**Problem description:**
Line by line, print the records exactly as they are, dropping the pictures.

(Dataset records)

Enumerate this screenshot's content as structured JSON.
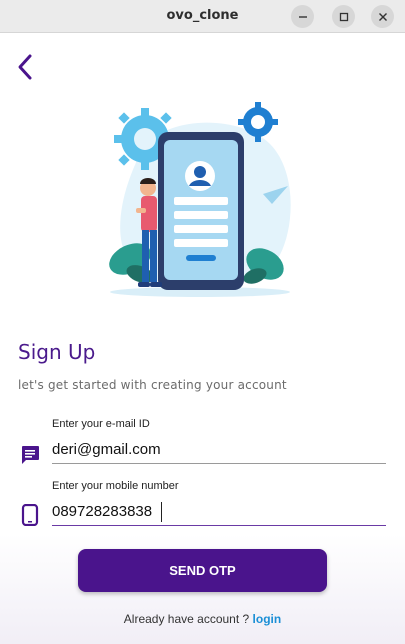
{
  "window": {
    "title": "ovo_clone",
    "icons": [
      "minimize-icon",
      "maximize-icon",
      "close-icon"
    ]
  },
  "header": {
    "back_icon": "chevron-left-icon"
  },
  "form": {
    "title": "Sign Up",
    "subtitle": "let's get started with creating your account",
    "email": {
      "label": "Enter your e-mail ID",
      "value": "deri@gmail.com",
      "icon": "message-icon"
    },
    "phone": {
      "label": "Enter your mobile number",
      "value": "089728283838",
      "icon": "smartphone-icon"
    },
    "submit_label": "SEND OTP"
  },
  "footer": {
    "prompt": "Already have account ? ",
    "login_label": "login"
  },
  "colors": {
    "primary": "#4a148c",
    "heading": "#4a1a8c",
    "link": "#1b8fd6",
    "illustration_blue": "#5bc0eb",
    "illustration_teal": "#2a9d8f"
  }
}
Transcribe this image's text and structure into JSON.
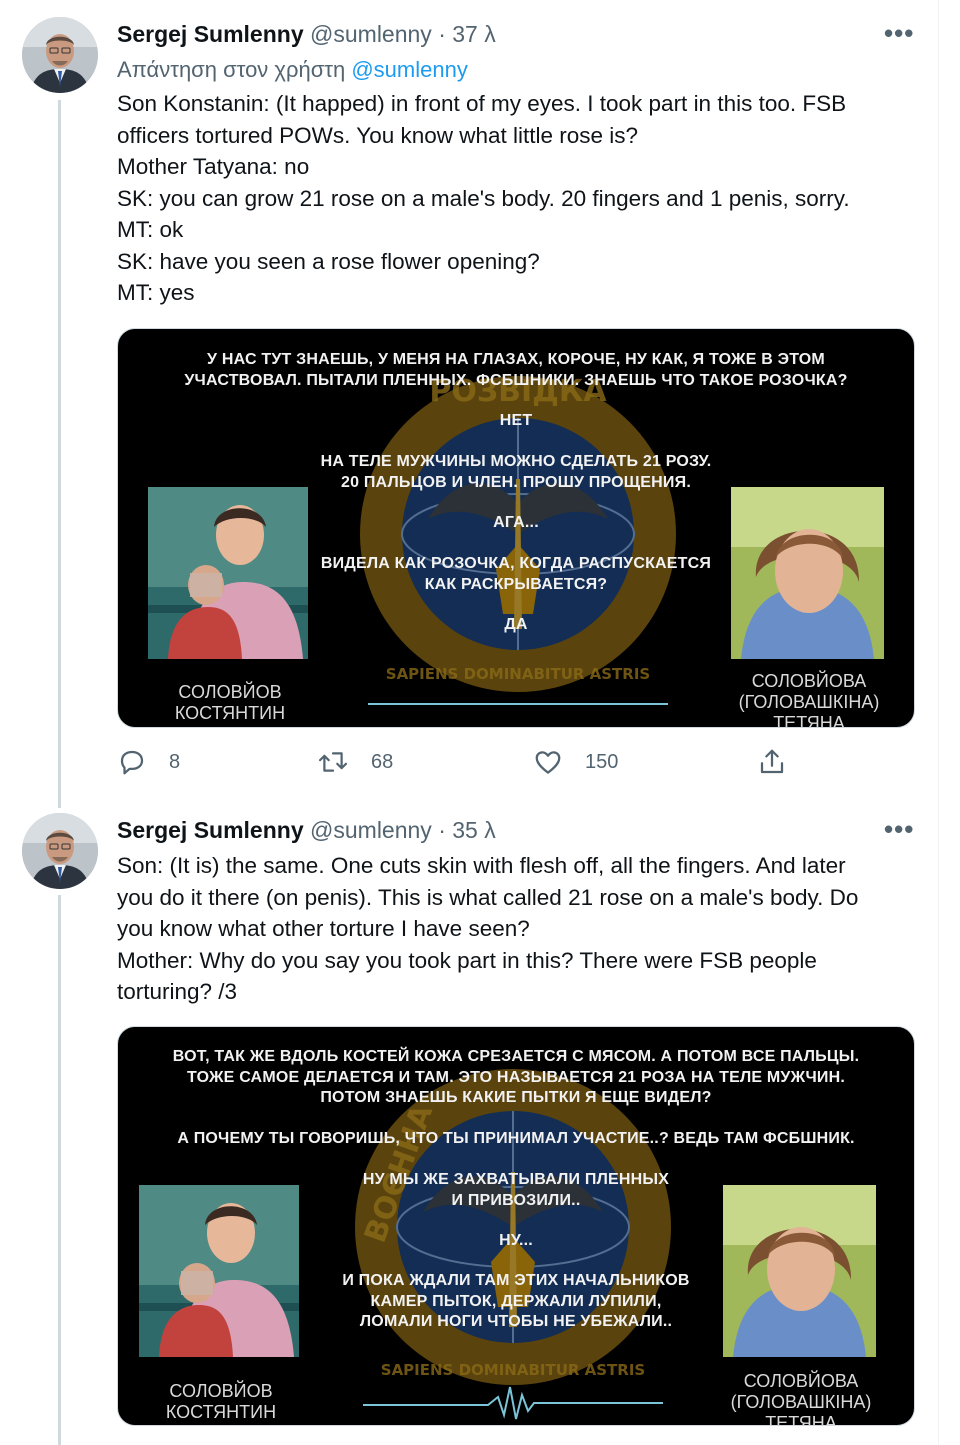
{
  "tweets": [
    {
      "author": "Sergej Sumlenny",
      "handle": "@sumlenny",
      "time": "· 37 λ",
      "reply_prefix": "Απάντηση στον χρήστη",
      "reply_handle": "@sumlenny",
      "body_lines": [
        "Son Konstanin: (It happed) in front of my eyes. I took part in this too. FSB",
        "officers tortured POWs. You know what little rose is?",
        "Mother Tatyana: no",
        "SK: you can grow 21 rose on a male's body. 20 fingers and 1 penis, sorry.",
        "MT: ok",
        "SK: have you seen a rose flower opening?",
        "MT: yes"
      ],
      "media": {
        "subtitle_lines": [
          "У НАС ТУТ ЗНАЕШЬ, У МЕНЯ НА ГЛАЗАХ, КОРОЧЕ, НУ КАК, Я ТОЖЕ В ЭТОМ",
          "УЧАСТВОВАЛ. ПЫТАЛИ ПЛЕННЫХ. ФСБШНИКИ. ЗНАЕШЬ ЧТО ТАКОЕ РОЗОЧКА?",
          "НЕТ",
          "НА ТЕЛЕ МУЖЧИНЫ МОЖНО СДЕЛАТЬ 21 РОЗУ.",
          "20 ПАЛЬЦОВ И ЧЛЕН. ПРОШУ ПРОЩЕНИЯ.",
          "АГА...",
          "ВИДЕЛА КАК РОЗОЧКА, КОГДА РАСПУСКАЕТСЯ",
          "КАК РАСКРЫВАЕТСЯ?",
          "ДА"
        ],
        "name_left": [
          "СОЛОВЙОВ",
          "КОСТЯНТИН"
        ],
        "name_right": [
          "СОЛОВЙОВА",
          "(ГОЛОВАШКІНА)",
          "ТЕТЯНА"
        ],
        "emblem_top": "РОЗВІДКА",
        "emblem_motto": "SAPIENS DOMINABITUR ASTRIS"
      },
      "stats": {
        "replies": "8",
        "retweets": "68",
        "likes": "150"
      }
    },
    {
      "author": "Sergej Sumlenny",
      "handle": "@sumlenny",
      "time": "· 35 λ",
      "body_lines": [
        "Son: (It is) the same. One cuts skin with flesh off, all the fingers. And later",
        "you do it there (on penis). This is what called 21 rose on a male's body. Do",
        "you know what other torture I have seen?",
        "Mother: Why do you say you took part in this? There were FSB people",
        "torturing? /3"
      ],
      "media": {
        "subtitle_lines": [
          "ВОТ, ТАК ЖЕ ВДОЛЬ КОСТЕЙ КОЖА СРЕЗАЕТСЯ С МЯСОМ. А ПОТОМ ВСЕ ПАЛЬЦЫ.",
          "ТОЖЕ САМОЕ ДЕЛАЕТСЯ И ТАМ.  ЭТО НАЗЫВАЕТСЯ 21 РОЗА НА ТЕЛЕ МУЖЧИН.",
          "ПОТОМ ЗНАЕШЬ КАКИЕ ПЫТКИ Я ЕЩЕ ВИДЕЛ?",
          "А ПОЧЕМУ ТЫ ГОВОРИШЬ, ЧТО ТЫ ПРИНИМАЛ УЧАСТИЕ..? ВЕДЬ ТАМ ФСБШНИК.",
          "НУ МЫ ЖЕ ЗАХВАТЫВАЛИ ПЛЕННЫХ",
          "И ПРИВОЗИЛИ..",
          "НУ...",
          "И ПОКА ЖДАЛИ ТАМ ЭТИХ НАЧАЛЬНИКОВ",
          "КАМЕР ПЫТОК, ДЕРЖАЛИ ЛУПИЛИ,",
          "ЛОМАЛИ НОГИ ЧТОБЫ НЕ УБЕЖАЛИ.."
        ],
        "name_left": [
          "СОЛОВЙОВ",
          "КОСТЯНТИН"
        ],
        "name_right": [
          "СОЛОВЙОВА",
          "(ГОЛОВАШКІНА)",
          "ТЕТЯНА"
        ],
        "emblem_top": "ВОЄННА",
        "emblem_motto": "SAPIENS DOMINABITUR ASTRIS"
      }
    }
  ],
  "colors": {
    "link": "#1d9bf0",
    "muted": "#536471",
    "text": "#0f1419",
    "emblem_gold": "#b8860b",
    "emblem_blue": "#1f4a8a"
  },
  "icons": [
    "reply-icon",
    "retweet-icon",
    "like-icon",
    "share-icon",
    "more-icon"
  ]
}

**Answer space:**
Enumerate this screenshot's content as structured JSON.
{
  "window": {
    "title": "ovo_clone",
    "icons": [
      "minimize-icon",
      "maximize-icon",
      "close-icon"
    ]
  },
  "header": {
    "back_icon": "chevron-left-icon"
  },
  "form": {
    "title": "Sign Up",
    "subtitle": "let's get started with creating your account",
    "email": {
      "label": "Enter your e-mail ID",
      "value": "deri@gmail.com",
      "icon": "message-icon"
    },
    "phone": {
      "label": "Enter your mobile number",
      "value": "089728283838",
      "icon": "smartphone-icon"
    },
    "submit_label": "SEND OTP"
  },
  "footer": {
    "prompt": "Already have account ? ",
    "login_label": "login"
  },
  "colors": {
    "primary": "#4a148c",
    "heading": "#4a1a8c",
    "link": "#1b8fd6",
    "illustration_blue": "#5bc0eb",
    "illustration_teal": "#2a9d8f"
  }
}
Transcribe this image's text and structure into JSON.
{
  "tweets": [
    {
      "author": "Sergej Sumlenny",
      "handle": "@sumlenny",
      "time": "· 37 λ",
      "reply_prefix": "Απάντηση στον χρήστη",
      "reply_handle": "@sumlenny",
      "body_lines": [
        "Son Konstanin: (It happed) in front of my eyes. I took part in this too. FSB",
        "officers tortured POWs. You know what little rose is?",
        "Mother Tatyana: no",
        "SK: you can grow 21 rose on a male's body. 20 fingers and 1 penis, sorry.",
        "MT: ok",
        "SK: have you seen a rose flower opening?",
        "MT: yes"
      ],
      "media": {
        "subtitle_lines": [
          "У НАС ТУТ ЗНАЕШЬ, У МЕНЯ НА ГЛАЗАХ, КОРОЧЕ, НУ КАК, Я ТОЖЕ В ЭТОМ",
          "УЧАСТВОВАЛ. ПЫТАЛИ ПЛЕННЫХ. ФСБШНИКИ. ЗНАЕШЬ ЧТО ТАКОЕ РОЗОЧКА?",
          "НЕТ",
          "НА ТЕЛЕ МУЖЧИНЫ МОЖНО СДЕЛАТЬ 21 РОЗУ.",
          "20 ПАЛЬЦОВ И ЧЛЕН. ПРОШУ ПРОЩЕНИЯ.",
          "АГА...",
          "ВИДЕЛА КАК РОЗОЧКА, КОГДА РАСПУСКАЕТСЯ",
          "КАК РАСКРЫВАЕТСЯ?",
          "ДА"
        ],
        "name_left": [
          "СОЛОВЙОВ",
          "КОСТЯНТИН"
        ],
        "name_right": [
          "СОЛОВЙОВА",
          "(ГОЛОВАШКІНА)",
          "ТЕТЯНА"
        ],
        "emblem_top": "РОЗВІДКА",
        "emblem_motto": "SAPIENS DOMINABITUR ASTRIS"
      },
      "stats": {
        "replies": "8",
        "retweets": "68",
        "likes": "150"
      }
    },
    {
      "author": "Sergej Sumlenny",
      "handle": "@sumlenny",
      "time": "· 35 λ",
      "body_lines": [
        "Son: (It is) the same. One cuts skin with flesh off, all the fingers. And later",
        "you do it there (on penis). This is what called 21 rose on a male's body. Do",
        "you know what other torture I have seen?",
        "Mother: Why do you say you took part in this? There were FSB people",
        "torturing? /3"
      ],
      "media": {
        "subtitle_lines": [
          "ВОТ, ТАК ЖЕ ВДОЛЬ КОСТЕЙ КОЖА СРЕЗАЕТСЯ С МЯСОМ. А ПОТОМ ВСЕ ПАЛЬЦЫ.",
          "ТОЖЕ САМОЕ ДЕЛАЕТСЯ И ТАМ.  ЭТО НАЗЫВАЕТСЯ 21 РОЗА НА ТЕЛЕ МУЖЧИН.",
          "ПОТОМ ЗНАЕШЬ КАКИЕ ПЫТКИ Я ЕЩЕ ВИДЕЛ?",
          "А ПОЧЕМУ ТЫ ГОВОРИШЬ, ЧТО ТЫ ПРИНИМАЛ УЧАСТИЕ..? ВЕДЬ ТАМ ФСБШНИК.",
          "НУ МЫ ЖЕ ЗАХВАТЫВАЛИ ПЛЕННЫХ",
          "И ПРИВОЗИЛИ..",
          "НУ...",
          "И ПОКА ЖДАЛИ ТАМ ЭТИХ НАЧАЛЬНИКОВ",
          "КАМЕР ПЫТОК, ДЕРЖАЛИ ЛУПИЛИ,",
          "ЛОМАЛИ НОГИ ЧТОБЫ НЕ УБЕЖАЛИ.."
        ],
        "name_left": [
          "СОЛОВЙОВ",
          "КОСТЯНТИН"
        ],
        "name_right": [
          "СОЛОВЙОВА",
          "(ГОЛОВАШКІНА)",
          "ТЕТЯНА"
        ],
        "emblem_top": "ВОЄННА",
        "emblem_motto": "SAPIENS DOMINABITUR ASTRIS"
      }
    }
  ],
  "colors": {
    "link": "#1d9bf0",
    "muted": "#536471",
    "text": "#0f1419",
    "emblem_gold": "#b8860b",
    "emblem_blue": "#1f4a8a"
  },
  "icons": [
    "reply-icon",
    "retweet-icon",
    "like-icon",
    "share-icon",
    "more-icon"
  ]
}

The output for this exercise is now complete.